Friday, April 9, 2010
Former EPA Chemicals Chief Gives Recommendations for a "Workable and Effective" Chemical Regulatory System
A few days ago I mentioned that advocacy groups highlighted their differences with industry on TSCA reform at a recent chemical industry trade show called GlobalChem. Also presenting at that conference was the former head of the EPA Office responsible for chemicals management, Charlie Auer, now a private consultant. He offered the following "approach elements" on how to move towards a "workable and effective chemical regulatory system in the US."
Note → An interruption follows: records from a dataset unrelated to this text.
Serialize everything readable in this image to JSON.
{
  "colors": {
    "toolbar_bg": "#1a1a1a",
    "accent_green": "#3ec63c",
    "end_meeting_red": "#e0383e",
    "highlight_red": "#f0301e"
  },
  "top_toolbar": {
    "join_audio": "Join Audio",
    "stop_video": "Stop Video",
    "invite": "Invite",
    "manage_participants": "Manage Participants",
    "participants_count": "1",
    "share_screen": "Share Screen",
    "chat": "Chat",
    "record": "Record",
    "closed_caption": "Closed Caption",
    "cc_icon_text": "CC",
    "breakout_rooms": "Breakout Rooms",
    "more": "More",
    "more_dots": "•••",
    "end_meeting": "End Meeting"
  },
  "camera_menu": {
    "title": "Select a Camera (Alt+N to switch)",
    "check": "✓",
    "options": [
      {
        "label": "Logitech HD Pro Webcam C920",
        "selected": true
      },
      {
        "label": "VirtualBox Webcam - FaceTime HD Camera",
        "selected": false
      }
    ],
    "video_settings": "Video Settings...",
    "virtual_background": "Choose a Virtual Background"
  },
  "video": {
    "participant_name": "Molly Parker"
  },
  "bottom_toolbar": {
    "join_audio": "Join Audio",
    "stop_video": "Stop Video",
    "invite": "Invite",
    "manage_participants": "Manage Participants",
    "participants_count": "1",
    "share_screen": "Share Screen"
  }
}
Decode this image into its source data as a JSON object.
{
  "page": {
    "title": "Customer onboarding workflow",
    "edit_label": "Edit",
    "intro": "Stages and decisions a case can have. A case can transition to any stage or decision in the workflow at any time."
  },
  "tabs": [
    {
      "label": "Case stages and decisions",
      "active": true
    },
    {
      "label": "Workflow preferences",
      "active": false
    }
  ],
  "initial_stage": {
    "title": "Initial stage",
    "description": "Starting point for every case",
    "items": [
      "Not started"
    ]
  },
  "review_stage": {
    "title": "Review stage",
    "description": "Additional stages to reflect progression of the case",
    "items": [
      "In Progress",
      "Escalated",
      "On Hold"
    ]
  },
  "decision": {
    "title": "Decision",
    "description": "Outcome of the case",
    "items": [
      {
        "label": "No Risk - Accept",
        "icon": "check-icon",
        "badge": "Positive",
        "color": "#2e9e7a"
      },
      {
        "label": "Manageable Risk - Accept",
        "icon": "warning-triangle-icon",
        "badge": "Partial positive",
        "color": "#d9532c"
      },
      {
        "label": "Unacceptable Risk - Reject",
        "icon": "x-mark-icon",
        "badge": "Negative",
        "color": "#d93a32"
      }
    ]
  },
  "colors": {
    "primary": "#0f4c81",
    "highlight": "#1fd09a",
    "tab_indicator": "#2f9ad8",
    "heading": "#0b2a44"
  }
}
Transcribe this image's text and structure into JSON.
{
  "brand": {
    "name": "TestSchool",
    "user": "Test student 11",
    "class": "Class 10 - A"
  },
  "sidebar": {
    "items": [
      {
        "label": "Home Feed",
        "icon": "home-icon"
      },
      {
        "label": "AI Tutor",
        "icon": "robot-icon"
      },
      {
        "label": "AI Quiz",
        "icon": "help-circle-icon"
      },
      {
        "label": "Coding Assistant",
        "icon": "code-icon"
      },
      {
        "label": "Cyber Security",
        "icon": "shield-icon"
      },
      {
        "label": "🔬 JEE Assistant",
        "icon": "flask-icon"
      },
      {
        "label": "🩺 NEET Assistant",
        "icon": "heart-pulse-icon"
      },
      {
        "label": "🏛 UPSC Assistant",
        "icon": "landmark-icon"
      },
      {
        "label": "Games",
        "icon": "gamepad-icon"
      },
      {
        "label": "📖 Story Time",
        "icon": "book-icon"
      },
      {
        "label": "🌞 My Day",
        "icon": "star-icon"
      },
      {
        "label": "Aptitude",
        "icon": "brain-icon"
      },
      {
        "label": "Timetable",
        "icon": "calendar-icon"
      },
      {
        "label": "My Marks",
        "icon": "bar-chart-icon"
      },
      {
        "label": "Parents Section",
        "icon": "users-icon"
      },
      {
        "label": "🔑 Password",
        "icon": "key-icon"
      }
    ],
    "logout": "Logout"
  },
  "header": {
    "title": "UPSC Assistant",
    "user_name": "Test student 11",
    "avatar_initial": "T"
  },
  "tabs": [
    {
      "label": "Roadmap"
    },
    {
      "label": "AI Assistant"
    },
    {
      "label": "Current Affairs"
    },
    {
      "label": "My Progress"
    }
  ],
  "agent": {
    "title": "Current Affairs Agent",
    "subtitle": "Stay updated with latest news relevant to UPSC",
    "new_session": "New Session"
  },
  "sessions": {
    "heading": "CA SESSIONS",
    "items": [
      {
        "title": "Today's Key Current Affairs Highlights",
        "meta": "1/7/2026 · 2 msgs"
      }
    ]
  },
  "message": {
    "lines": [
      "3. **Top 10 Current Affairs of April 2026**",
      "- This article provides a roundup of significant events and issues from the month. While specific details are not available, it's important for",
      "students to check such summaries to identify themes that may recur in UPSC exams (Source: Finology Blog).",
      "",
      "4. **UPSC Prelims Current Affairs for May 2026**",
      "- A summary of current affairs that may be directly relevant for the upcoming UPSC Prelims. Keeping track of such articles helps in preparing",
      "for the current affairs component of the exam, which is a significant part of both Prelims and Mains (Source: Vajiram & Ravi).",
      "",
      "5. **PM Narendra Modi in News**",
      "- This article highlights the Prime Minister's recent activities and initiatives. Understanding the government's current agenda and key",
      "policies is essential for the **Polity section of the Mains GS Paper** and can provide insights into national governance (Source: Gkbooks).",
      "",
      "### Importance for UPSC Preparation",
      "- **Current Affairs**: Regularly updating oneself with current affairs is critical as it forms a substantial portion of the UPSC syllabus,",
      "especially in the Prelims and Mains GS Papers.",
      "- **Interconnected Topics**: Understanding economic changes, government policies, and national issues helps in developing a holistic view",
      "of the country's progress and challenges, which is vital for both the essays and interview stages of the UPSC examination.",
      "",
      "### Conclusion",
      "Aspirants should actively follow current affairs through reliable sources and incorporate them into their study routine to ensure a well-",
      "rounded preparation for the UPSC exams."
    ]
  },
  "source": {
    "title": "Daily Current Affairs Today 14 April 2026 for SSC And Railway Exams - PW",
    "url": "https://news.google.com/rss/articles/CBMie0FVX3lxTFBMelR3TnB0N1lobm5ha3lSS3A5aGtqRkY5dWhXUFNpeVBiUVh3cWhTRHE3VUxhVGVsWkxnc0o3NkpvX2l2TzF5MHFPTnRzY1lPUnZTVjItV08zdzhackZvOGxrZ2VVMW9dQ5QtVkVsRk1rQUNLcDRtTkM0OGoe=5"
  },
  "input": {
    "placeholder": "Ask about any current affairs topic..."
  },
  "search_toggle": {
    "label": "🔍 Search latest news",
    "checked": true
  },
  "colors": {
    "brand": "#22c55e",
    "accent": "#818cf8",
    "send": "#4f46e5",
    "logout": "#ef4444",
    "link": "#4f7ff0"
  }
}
1) Improved hazard and exposure/use database: a requirement for regular periodic reporting from companies throughout the chemicals value chain to ensure that EPA's understanding of uses/exposures remains current. Auer noted that this should include an Inventory Reset component. He also suggested that there is a need for tiered datasets, i.e., basic data requirements triggered at each level, the ability for EPA to modify basic requirements based on hazard screening results, and a role for SARs, read-across, and other non-animal testing methods.
2) Staged process for risk assessment and risk management: Auer noted that there must be an "open, measured and timely" process in which there must be risk management following risk assessment, a role for periodic reassessment based on new information, consideration of the life-cycle of chemicals, and decisions based on the best available scientific data.
3) Broad risk management authority providing more flexible and effective tools: To include "rule plus order authority" and the ability to require development of enforceable pollution prevention and green chemistry plans.
4) Control actions: To be based on scientifically sound risk assessments, identification of mitigation or prevention measures to ensure safety, and "a determination by EPA that it is reasonable to require such measures."
Auer also suggested that there needed to be better balancing of confidential business information protection and disclosure, legislation that encourages innovation, and greater responsibility by industry throughout the chemicals value chain. He noted that EPA should be directed to regularly update test guidelines to meet current standards and work to achieve by 2020 the NAS "Toxicity Testing in the 21st Century." EPA should also be able to recognize or apply the work done by other governments.
And he, like just about everyone else, noted that EPA must be given adequate resources to do its job. For Auer, that includes adequate funding but also the institution of some sort of chemical registration fee system.